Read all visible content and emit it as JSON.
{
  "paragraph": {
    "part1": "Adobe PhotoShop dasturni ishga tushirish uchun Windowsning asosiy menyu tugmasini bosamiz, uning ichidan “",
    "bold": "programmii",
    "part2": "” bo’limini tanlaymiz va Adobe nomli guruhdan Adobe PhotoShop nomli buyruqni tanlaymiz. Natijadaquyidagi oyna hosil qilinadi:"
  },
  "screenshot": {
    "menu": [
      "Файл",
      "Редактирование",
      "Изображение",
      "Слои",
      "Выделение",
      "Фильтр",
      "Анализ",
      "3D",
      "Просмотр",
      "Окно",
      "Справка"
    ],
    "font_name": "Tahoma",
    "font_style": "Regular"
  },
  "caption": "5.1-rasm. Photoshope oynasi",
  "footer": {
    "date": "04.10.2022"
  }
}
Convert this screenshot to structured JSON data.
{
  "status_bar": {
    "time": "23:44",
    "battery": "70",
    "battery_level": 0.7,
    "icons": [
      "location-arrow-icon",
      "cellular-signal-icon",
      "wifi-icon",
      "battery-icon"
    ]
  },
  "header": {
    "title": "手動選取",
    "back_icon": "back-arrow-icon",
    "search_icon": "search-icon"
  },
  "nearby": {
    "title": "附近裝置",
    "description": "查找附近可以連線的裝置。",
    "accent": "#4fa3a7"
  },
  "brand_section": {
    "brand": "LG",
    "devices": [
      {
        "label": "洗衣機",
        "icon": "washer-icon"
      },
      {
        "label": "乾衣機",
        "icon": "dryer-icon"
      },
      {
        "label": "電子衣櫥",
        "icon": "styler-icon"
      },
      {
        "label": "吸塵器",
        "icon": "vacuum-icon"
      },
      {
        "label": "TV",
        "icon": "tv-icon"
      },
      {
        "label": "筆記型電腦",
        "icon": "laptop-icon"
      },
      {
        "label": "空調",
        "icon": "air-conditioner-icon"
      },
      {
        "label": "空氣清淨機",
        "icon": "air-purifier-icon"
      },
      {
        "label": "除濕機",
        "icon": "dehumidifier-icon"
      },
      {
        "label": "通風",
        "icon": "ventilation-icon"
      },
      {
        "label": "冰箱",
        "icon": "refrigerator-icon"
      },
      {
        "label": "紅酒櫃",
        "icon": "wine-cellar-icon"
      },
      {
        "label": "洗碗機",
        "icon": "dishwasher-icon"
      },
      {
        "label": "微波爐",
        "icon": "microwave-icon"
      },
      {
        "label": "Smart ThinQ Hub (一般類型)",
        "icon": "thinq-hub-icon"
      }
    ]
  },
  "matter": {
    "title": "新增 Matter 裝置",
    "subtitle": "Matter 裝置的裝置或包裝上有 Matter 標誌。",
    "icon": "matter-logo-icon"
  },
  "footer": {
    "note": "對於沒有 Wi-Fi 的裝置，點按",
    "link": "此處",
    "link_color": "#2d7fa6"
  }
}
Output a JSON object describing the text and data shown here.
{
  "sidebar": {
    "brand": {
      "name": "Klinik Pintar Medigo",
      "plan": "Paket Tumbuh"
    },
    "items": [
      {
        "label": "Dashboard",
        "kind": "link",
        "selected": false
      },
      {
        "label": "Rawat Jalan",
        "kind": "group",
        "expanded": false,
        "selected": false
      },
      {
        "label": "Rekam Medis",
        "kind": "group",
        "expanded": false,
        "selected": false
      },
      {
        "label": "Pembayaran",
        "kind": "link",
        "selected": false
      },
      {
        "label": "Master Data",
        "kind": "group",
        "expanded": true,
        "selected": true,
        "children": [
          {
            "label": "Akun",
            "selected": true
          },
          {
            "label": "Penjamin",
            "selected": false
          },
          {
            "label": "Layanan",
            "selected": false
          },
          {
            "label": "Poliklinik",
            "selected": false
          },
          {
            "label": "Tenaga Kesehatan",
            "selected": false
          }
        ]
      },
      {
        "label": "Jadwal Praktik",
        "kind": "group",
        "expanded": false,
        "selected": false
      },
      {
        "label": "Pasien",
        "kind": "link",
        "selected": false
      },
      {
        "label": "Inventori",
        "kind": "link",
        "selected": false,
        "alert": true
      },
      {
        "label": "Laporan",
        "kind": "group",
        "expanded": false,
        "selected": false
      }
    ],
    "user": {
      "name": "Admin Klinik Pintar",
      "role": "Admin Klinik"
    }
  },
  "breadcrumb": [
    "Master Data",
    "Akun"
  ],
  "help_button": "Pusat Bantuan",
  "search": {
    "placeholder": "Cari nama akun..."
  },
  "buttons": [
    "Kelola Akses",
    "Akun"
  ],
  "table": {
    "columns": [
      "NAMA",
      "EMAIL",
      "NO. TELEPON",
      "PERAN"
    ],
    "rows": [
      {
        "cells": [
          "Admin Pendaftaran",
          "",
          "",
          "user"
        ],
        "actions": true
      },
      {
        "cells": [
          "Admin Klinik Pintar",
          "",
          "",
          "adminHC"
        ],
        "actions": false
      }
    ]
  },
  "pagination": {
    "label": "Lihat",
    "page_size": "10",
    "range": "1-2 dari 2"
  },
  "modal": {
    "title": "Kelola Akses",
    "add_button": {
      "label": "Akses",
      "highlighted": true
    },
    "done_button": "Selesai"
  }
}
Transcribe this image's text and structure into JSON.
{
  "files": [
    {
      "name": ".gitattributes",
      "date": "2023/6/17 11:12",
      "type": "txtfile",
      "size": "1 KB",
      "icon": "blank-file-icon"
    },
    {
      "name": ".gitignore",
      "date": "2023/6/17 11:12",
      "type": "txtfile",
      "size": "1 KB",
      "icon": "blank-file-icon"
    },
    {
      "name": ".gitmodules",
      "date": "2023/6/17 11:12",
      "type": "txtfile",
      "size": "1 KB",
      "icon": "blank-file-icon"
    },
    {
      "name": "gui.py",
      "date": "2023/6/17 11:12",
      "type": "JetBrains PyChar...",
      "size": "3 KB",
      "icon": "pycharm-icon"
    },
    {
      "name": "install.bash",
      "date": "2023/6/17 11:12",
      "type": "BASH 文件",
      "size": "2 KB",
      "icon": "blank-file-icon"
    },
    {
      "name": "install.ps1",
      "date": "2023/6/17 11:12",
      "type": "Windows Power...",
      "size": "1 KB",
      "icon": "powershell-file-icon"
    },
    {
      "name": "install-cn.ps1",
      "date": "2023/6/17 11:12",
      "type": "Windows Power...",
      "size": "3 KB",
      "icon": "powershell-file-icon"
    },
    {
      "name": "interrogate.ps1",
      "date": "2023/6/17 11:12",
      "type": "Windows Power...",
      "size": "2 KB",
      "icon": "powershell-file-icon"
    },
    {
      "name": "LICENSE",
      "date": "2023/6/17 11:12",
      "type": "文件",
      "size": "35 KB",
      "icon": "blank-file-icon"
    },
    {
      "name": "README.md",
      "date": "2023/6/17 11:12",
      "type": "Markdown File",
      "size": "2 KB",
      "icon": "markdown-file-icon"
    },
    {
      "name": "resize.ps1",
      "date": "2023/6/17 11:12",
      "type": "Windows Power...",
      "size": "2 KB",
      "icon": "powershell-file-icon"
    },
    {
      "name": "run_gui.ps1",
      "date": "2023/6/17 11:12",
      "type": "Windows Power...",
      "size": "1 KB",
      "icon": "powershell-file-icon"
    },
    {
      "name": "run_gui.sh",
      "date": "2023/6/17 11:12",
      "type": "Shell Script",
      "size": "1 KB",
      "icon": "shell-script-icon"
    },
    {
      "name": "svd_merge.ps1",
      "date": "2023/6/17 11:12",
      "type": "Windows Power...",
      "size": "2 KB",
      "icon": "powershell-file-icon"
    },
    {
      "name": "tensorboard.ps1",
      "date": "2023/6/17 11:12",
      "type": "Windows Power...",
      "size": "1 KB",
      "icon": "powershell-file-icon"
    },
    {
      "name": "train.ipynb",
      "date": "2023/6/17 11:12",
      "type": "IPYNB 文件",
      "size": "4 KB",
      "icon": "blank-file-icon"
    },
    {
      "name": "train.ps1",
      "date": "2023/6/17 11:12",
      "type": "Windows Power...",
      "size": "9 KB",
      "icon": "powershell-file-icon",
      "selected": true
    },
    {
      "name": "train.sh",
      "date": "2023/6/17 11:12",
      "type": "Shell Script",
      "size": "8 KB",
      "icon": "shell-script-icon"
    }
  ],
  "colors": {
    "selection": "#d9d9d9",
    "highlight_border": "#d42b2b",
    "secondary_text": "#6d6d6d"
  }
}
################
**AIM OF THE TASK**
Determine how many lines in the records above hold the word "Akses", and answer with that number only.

**SOLUTION**
3